(Entries from a dataset of interfaces)
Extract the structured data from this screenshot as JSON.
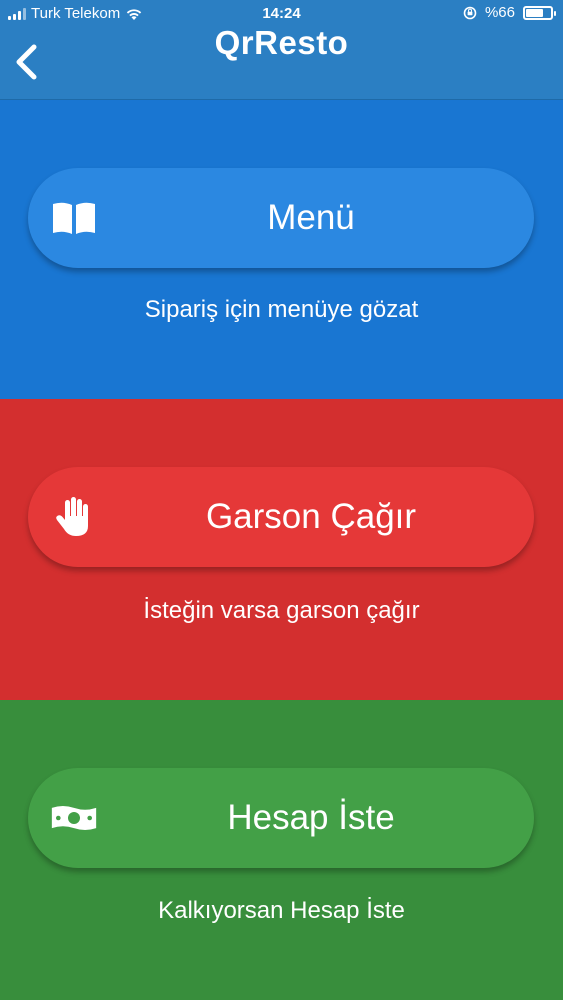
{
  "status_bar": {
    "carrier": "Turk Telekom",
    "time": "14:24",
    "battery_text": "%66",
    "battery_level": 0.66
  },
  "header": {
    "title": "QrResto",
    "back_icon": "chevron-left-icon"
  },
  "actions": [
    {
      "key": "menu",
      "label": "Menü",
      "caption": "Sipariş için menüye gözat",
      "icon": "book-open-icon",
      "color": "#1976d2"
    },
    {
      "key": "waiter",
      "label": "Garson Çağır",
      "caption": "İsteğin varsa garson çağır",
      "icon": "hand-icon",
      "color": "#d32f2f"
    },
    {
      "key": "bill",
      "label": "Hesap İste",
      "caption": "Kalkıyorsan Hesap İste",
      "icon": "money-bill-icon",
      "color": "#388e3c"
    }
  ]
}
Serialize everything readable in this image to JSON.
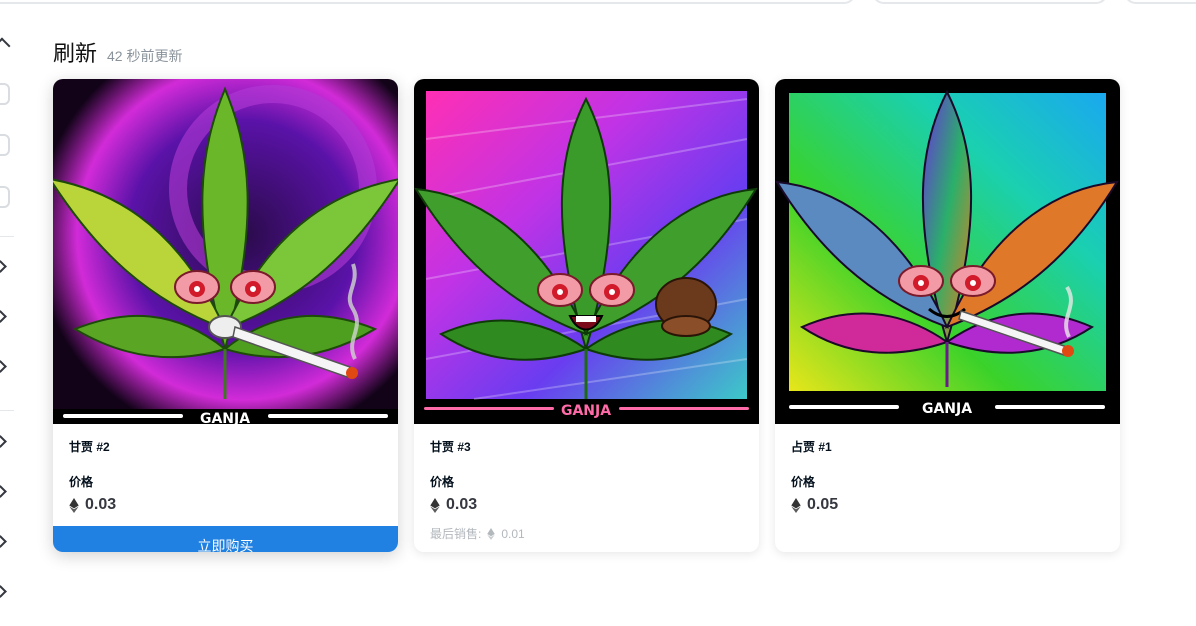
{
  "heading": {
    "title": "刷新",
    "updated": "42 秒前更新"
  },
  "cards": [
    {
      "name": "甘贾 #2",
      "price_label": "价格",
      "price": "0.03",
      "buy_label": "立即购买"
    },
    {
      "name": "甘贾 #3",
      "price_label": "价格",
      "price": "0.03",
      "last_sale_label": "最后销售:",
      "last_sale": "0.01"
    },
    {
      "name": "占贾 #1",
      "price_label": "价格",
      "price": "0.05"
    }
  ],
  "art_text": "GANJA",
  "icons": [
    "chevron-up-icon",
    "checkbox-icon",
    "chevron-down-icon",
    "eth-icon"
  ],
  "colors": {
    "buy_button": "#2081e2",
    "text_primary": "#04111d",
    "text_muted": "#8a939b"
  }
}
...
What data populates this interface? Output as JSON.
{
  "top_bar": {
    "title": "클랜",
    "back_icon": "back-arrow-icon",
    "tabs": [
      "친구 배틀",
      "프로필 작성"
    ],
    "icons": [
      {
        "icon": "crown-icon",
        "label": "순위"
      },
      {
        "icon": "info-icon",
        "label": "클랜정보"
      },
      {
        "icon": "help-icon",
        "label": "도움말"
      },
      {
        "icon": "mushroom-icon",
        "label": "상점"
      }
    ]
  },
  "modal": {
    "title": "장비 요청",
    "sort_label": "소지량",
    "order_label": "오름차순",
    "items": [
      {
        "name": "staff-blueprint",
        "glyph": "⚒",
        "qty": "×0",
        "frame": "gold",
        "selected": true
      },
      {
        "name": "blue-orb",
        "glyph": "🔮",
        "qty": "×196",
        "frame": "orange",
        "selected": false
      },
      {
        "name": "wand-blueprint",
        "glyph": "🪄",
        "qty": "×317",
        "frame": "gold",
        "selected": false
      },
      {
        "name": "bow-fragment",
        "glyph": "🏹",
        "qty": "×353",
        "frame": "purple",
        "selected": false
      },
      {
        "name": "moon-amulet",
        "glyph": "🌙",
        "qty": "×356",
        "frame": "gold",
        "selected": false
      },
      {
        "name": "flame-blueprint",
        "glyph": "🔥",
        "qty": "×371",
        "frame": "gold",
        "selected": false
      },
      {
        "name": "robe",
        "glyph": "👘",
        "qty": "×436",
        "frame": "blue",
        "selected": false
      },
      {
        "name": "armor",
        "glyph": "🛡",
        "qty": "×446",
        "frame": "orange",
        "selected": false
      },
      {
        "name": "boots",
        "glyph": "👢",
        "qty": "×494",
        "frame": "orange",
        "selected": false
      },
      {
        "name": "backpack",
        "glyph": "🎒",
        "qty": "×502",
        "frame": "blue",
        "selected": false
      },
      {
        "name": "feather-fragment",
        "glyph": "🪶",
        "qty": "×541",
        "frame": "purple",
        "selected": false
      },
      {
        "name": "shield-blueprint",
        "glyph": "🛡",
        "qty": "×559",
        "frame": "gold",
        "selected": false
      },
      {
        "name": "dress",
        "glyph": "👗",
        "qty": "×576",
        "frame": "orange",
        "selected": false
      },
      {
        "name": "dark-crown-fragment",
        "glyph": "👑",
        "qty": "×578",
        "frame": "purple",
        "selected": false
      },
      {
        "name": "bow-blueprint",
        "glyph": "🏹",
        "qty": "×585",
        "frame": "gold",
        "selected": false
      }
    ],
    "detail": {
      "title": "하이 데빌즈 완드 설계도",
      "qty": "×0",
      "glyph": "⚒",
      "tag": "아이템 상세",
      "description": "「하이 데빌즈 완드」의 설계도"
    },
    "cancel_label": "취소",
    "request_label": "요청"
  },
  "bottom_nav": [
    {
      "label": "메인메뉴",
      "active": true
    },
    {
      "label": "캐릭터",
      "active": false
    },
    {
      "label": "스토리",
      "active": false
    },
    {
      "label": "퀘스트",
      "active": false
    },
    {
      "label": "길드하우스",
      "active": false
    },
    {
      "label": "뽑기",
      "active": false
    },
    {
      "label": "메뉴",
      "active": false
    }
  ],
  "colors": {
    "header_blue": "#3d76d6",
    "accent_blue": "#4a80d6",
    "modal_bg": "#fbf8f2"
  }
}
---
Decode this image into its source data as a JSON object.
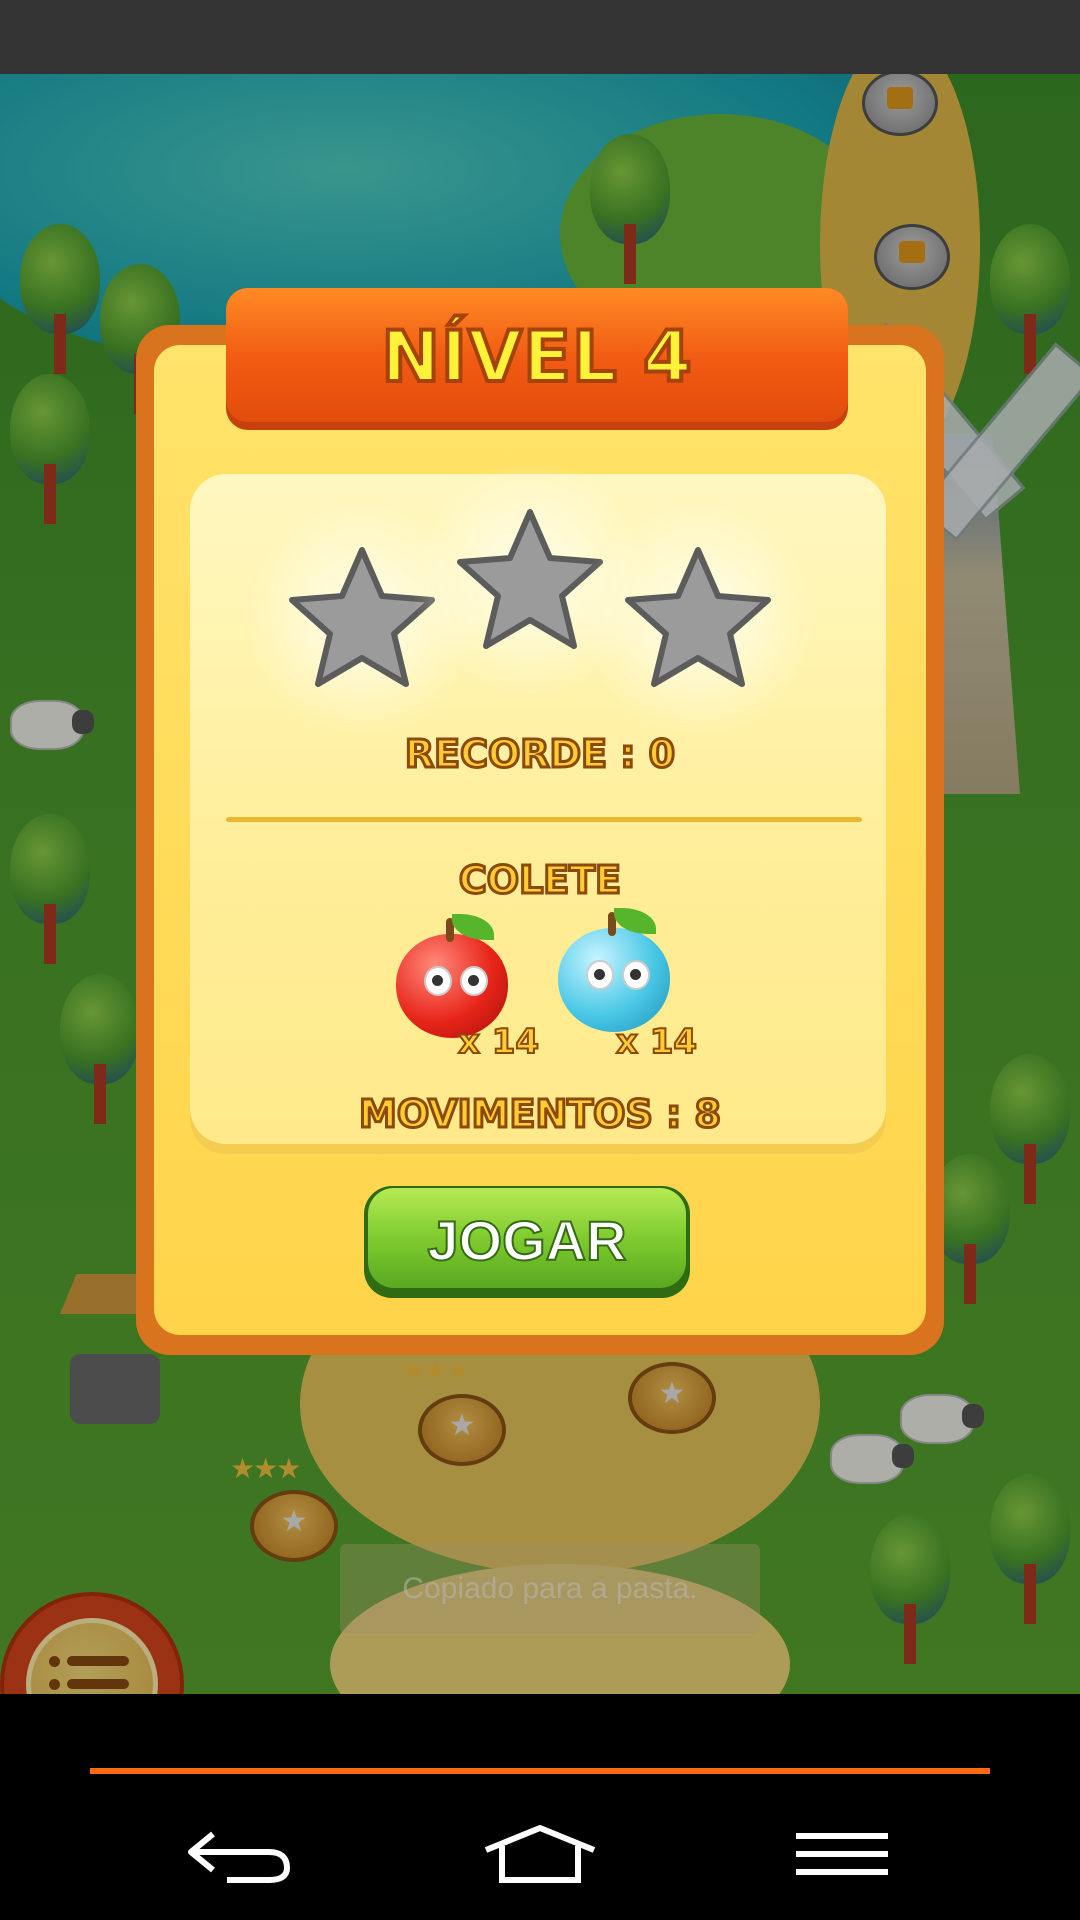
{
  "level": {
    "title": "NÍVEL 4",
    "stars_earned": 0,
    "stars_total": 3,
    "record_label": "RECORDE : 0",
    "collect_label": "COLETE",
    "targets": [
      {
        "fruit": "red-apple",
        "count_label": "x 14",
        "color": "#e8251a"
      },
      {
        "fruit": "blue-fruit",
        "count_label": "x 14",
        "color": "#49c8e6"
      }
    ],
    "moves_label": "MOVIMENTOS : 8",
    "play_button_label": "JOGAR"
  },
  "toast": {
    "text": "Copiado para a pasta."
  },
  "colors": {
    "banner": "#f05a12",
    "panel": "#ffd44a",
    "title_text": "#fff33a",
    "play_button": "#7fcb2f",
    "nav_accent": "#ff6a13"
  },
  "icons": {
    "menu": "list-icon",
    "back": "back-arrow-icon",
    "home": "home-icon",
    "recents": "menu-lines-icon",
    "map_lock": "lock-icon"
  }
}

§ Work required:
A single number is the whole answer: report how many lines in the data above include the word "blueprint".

§ Problem solution:
5